Problem requirements ->
Which lines hold the word "hashtag"? Copy each of them from the material.

Data in this exercise ->

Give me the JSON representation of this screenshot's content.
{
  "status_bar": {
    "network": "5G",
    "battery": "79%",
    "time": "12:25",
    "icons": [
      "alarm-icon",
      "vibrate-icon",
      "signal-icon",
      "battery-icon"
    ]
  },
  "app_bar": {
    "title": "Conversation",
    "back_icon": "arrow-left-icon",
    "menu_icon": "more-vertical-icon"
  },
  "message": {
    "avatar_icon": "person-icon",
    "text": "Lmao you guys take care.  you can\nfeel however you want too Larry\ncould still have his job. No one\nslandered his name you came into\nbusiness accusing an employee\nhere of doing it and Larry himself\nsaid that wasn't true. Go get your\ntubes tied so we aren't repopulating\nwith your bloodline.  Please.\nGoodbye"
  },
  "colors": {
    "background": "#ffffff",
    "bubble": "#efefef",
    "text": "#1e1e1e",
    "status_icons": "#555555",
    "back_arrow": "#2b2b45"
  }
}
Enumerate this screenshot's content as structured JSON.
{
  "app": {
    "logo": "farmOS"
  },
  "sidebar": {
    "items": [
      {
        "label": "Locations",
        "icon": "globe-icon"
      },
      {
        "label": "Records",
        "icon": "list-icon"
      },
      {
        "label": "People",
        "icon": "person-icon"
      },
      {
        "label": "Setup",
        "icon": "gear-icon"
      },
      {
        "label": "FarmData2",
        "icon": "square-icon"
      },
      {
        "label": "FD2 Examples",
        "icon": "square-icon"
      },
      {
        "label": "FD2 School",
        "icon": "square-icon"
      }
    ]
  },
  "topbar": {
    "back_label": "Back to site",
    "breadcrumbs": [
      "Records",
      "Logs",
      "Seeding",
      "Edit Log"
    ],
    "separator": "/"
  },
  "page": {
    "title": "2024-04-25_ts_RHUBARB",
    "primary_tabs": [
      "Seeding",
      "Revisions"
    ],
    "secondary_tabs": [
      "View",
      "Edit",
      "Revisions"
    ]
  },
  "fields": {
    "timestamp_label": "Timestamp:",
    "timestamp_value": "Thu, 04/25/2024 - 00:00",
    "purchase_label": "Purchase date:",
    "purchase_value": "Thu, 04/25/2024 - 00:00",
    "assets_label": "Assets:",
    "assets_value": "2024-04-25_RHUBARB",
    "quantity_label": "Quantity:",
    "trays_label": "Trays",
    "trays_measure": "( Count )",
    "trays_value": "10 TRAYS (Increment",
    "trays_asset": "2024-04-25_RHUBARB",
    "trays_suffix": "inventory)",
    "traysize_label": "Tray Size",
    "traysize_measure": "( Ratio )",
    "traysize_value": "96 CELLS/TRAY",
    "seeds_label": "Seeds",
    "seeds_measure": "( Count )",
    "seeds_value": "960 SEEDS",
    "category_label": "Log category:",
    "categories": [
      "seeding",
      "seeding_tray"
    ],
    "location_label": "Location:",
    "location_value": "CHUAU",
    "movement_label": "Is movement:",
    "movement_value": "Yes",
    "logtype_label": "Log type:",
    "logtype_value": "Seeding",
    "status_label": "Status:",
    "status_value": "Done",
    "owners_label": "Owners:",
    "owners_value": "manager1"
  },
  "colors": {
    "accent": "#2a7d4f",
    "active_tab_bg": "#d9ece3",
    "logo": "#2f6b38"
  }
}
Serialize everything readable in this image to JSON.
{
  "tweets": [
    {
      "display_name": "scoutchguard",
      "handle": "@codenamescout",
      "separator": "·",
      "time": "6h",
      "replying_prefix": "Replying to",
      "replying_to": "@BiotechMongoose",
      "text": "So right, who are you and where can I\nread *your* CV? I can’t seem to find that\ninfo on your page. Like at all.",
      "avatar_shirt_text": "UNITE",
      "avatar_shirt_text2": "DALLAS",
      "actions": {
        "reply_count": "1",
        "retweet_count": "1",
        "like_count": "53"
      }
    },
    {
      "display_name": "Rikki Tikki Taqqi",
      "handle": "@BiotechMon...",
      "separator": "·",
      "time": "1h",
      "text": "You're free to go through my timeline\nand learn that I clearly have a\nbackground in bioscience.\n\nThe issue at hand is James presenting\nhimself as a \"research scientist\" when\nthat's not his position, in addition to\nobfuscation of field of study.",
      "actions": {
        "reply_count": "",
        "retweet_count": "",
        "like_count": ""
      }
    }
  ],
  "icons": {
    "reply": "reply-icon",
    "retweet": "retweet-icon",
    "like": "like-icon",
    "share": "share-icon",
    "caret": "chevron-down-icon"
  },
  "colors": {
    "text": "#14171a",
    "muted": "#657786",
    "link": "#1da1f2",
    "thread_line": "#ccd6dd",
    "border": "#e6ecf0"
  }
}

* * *

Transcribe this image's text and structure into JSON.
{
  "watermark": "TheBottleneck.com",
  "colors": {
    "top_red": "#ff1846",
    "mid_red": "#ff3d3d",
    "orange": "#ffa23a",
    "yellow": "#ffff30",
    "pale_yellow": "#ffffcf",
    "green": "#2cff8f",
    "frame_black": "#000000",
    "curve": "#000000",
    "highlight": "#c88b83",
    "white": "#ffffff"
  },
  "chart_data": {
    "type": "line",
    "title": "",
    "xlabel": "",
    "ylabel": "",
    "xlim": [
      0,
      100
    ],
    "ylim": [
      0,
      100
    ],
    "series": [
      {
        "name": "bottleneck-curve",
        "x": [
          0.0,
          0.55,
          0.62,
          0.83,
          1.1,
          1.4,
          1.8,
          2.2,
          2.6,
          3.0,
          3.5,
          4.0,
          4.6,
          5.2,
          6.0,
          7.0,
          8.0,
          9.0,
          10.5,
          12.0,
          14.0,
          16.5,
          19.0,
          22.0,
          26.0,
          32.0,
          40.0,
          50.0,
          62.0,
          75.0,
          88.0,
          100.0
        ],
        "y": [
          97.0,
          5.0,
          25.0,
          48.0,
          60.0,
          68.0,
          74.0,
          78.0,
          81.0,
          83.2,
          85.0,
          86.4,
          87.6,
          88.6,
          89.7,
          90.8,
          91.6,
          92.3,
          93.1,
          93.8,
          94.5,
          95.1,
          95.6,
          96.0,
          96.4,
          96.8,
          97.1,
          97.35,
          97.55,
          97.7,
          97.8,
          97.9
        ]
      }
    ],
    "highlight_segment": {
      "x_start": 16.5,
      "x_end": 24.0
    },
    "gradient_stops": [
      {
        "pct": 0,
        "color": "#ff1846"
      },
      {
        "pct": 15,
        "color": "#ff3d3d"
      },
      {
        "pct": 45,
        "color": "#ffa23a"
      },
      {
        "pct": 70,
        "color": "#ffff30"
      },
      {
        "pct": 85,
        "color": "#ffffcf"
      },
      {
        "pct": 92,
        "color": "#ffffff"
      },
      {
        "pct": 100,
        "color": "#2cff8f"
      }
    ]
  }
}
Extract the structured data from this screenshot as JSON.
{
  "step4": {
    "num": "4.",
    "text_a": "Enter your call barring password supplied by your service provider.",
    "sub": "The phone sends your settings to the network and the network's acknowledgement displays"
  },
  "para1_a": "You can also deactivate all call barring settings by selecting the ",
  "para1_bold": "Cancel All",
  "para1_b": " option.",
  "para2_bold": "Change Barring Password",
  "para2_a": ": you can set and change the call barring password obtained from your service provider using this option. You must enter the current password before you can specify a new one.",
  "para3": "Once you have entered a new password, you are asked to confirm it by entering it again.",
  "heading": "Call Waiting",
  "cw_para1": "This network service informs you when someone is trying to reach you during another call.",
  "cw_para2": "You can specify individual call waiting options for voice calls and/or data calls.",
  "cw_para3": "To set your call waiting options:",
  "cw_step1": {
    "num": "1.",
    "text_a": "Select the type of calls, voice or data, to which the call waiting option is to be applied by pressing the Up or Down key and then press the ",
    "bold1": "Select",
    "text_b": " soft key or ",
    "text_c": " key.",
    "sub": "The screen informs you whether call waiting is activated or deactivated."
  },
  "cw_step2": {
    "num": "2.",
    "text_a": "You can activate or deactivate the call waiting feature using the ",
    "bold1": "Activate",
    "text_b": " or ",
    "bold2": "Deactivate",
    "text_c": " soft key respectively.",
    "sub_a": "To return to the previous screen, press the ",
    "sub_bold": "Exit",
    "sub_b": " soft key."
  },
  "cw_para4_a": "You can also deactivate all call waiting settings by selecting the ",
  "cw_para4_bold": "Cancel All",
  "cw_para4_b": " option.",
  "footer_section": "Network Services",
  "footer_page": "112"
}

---

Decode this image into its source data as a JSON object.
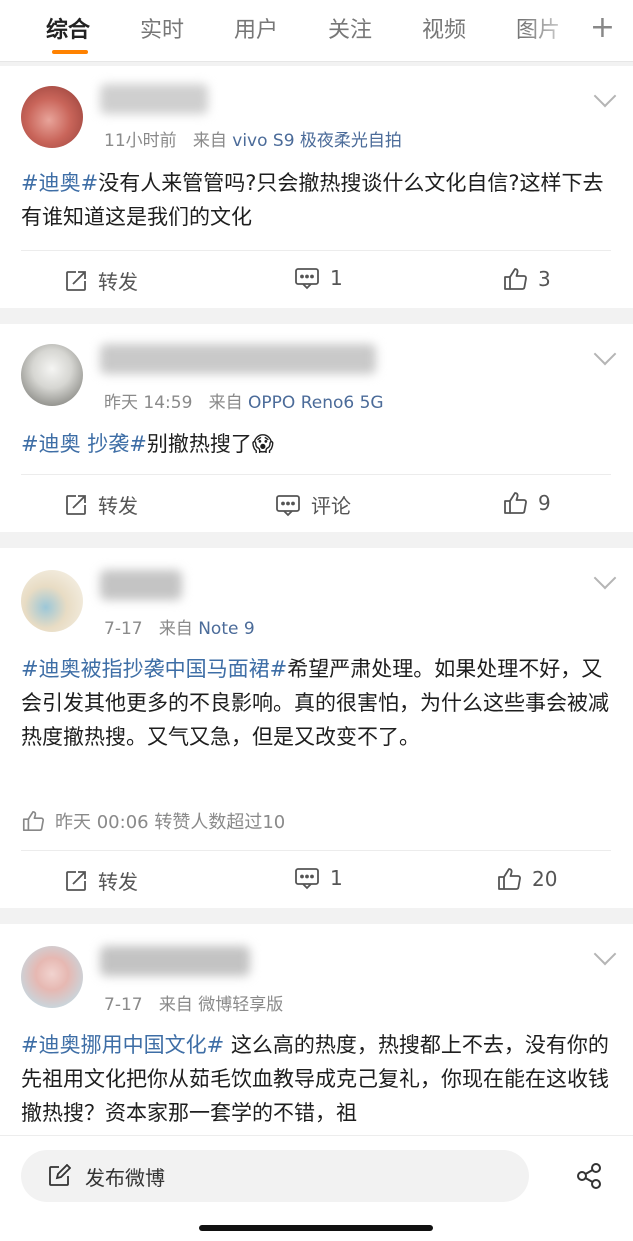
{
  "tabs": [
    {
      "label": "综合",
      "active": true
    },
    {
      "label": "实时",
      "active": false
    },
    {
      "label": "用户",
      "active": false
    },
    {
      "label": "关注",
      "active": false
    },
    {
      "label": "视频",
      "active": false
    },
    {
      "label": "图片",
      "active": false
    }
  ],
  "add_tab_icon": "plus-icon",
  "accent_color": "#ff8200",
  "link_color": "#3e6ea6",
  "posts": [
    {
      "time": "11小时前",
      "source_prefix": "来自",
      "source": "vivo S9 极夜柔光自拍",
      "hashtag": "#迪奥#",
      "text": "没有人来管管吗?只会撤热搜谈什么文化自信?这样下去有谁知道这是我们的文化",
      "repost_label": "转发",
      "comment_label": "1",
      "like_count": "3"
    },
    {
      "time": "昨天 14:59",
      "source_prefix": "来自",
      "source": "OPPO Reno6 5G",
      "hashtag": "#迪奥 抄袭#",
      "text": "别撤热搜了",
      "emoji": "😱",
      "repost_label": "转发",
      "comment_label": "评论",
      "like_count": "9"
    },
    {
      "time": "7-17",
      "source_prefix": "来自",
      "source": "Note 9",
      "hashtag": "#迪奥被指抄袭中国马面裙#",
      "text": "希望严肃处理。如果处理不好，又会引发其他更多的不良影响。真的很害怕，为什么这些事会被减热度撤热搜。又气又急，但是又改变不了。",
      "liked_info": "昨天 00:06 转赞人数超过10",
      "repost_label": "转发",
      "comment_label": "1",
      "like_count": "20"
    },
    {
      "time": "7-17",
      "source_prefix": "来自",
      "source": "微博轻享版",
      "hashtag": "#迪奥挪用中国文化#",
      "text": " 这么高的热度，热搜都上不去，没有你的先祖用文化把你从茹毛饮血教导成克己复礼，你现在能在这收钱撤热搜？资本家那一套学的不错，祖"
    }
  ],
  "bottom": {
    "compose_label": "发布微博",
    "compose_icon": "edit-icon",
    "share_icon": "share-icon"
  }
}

Output of the task ->
      "hashtag": "#迪奥#",
      "hashtag": "#迪奥 抄袭#",
      "hashtag": "#迪奥被指抄袭中国马面裙#",
      "hashtag": "#迪奥挪用中国文化#",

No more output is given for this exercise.